By David Rieff
At first glance, it seems difficult to imagine how Cardinal Roger M. Mahony can survive the pedophile scandal. Far from putting the matter to rest, the $660-million settlement that the Archdiocese of Los Angeles has agreed to pay the victims of the abuse — child rape, alas, is often the more accurate term — can only lead to further wonder, and worry, about the cardinal’s conduct throughout the course of the scandal.
On Tuesday night, Chris Hedges and Sam Harris debated “Religion, Politics and the End of the World.” The following is Hedges’ opening statement, in which he argues that Harris and other critics of faith have mistakenly blamed religion for the ills of the world, when the true danger lies in the human heart and its capacity for evil.
Imagine it’s Paris in the spring of 1789 and you have just announced that you are an inveterate foe of tyrants and kings. Obviously, your message is not going to fall on deaf ears. But now that you’ve made it clear what you’re against, what are you for?
The glorious paradox at the center of Christianity, which presents a God incarnate in an individual who identified with the marginalized and despised, and was tortured to death as a political subversive, ensures that diversity and critical reconstruction are integral aspects of the Christian tradition.
After generations of bloodshed, followed by nearly a decade of angry political haggling between Protestants and Catholics, local, democratic rule has been restored in Northern Ireland
May 13, 2007
By MICHAEL KINSLEY
Observers of the Christopher Hitchens phenomenon have been expecting a book about religion from him around now. But this impressive and enjoyable attack on everything so many people hold dear is not the book we were expecting.
By DENNIS PALUMBO
Published: December 10, 2006
”I see dead people,” Haley Joel Osment famously said in the film ”The Sixth Sense.” If the current crop of similarly themed television series is any indication, so do a lot of folks.
In ”Medium,” ”The Ghost Whisperer” and ”The Dead Zone” ”gifted” characters routinely aid the restless spirits of the deceased. And more shows are on the way: BBC America just introduced ”Afterlife.” Glenn Gordon Caron, executive producer of ”Medium,” is developing a romantic drama about a dead young woman who returns to life to help people.
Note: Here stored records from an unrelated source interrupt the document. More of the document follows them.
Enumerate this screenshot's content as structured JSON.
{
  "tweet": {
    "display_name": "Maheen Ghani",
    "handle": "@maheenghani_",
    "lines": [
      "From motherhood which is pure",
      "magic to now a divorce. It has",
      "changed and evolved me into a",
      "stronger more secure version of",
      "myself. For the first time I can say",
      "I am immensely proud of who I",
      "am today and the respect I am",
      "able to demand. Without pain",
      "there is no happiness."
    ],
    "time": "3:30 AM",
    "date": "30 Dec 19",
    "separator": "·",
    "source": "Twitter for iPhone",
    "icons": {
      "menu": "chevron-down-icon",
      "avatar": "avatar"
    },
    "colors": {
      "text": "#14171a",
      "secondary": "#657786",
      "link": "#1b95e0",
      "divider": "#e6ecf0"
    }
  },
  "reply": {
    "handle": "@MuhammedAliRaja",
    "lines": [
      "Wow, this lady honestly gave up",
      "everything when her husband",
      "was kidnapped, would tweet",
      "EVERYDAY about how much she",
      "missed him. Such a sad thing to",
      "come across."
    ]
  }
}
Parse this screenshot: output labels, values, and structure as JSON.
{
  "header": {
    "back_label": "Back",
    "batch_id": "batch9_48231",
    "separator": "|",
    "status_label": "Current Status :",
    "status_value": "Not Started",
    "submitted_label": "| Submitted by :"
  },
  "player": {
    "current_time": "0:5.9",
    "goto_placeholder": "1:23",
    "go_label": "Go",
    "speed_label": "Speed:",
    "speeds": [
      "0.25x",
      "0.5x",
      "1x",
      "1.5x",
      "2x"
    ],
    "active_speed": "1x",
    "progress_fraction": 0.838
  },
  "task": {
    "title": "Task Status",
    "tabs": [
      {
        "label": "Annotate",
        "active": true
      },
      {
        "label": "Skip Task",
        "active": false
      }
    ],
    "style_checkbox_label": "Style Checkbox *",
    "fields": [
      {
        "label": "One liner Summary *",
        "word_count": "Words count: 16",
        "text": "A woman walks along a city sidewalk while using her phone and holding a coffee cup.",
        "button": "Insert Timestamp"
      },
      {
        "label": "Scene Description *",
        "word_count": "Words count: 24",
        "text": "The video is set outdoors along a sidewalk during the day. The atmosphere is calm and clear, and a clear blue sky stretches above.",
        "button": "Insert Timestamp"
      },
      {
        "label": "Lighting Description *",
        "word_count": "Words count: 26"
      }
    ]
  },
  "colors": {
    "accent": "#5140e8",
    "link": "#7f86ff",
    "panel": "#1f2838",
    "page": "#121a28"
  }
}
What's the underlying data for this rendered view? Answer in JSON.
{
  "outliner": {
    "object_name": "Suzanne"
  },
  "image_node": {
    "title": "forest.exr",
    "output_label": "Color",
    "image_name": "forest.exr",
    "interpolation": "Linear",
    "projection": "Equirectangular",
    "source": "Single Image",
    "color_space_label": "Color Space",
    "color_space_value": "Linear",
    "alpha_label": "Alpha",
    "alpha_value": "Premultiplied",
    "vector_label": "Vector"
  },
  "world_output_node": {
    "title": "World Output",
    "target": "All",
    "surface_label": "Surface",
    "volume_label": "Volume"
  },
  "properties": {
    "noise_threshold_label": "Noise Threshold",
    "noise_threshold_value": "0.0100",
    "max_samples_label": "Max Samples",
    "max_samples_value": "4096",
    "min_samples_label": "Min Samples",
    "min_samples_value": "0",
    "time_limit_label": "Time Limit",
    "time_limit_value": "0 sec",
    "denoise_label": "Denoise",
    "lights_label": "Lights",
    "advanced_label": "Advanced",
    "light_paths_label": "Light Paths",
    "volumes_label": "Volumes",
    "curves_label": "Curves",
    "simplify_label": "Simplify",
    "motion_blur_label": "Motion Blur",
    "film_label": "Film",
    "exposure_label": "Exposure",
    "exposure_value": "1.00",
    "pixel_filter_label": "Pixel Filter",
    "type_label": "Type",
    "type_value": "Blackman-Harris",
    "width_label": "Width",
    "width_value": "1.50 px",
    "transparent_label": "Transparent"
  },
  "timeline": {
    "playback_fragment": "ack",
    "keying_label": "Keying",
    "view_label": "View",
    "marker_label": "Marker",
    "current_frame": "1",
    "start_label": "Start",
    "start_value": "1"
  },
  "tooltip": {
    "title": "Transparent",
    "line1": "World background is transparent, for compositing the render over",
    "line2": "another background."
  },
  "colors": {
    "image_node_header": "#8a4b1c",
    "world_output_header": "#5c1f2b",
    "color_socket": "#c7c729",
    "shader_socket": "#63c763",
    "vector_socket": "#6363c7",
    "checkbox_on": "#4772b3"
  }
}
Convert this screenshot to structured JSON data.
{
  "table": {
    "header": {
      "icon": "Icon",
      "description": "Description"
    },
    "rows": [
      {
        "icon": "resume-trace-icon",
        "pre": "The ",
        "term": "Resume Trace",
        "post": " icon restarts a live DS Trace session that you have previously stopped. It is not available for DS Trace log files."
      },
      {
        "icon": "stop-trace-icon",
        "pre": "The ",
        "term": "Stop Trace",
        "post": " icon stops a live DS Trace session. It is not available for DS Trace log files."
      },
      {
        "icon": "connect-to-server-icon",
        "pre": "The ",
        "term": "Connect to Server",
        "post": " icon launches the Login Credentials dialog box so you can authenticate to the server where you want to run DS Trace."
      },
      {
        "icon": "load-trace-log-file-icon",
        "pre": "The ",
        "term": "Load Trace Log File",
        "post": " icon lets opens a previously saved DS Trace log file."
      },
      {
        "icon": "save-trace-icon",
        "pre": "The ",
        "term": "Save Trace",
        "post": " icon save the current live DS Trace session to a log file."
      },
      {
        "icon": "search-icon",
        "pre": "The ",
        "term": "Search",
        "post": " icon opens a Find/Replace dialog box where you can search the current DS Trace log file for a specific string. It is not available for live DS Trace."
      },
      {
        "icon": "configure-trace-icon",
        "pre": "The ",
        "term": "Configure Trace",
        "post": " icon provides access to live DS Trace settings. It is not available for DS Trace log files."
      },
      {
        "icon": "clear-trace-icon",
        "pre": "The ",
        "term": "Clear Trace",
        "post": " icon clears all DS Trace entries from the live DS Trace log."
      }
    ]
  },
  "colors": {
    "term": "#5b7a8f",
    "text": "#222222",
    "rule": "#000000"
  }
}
And for midseason NBC is bringing ”Raines,” starring Jeff Goldblum as a cop who talks to the ghosts of murder victims. (more…)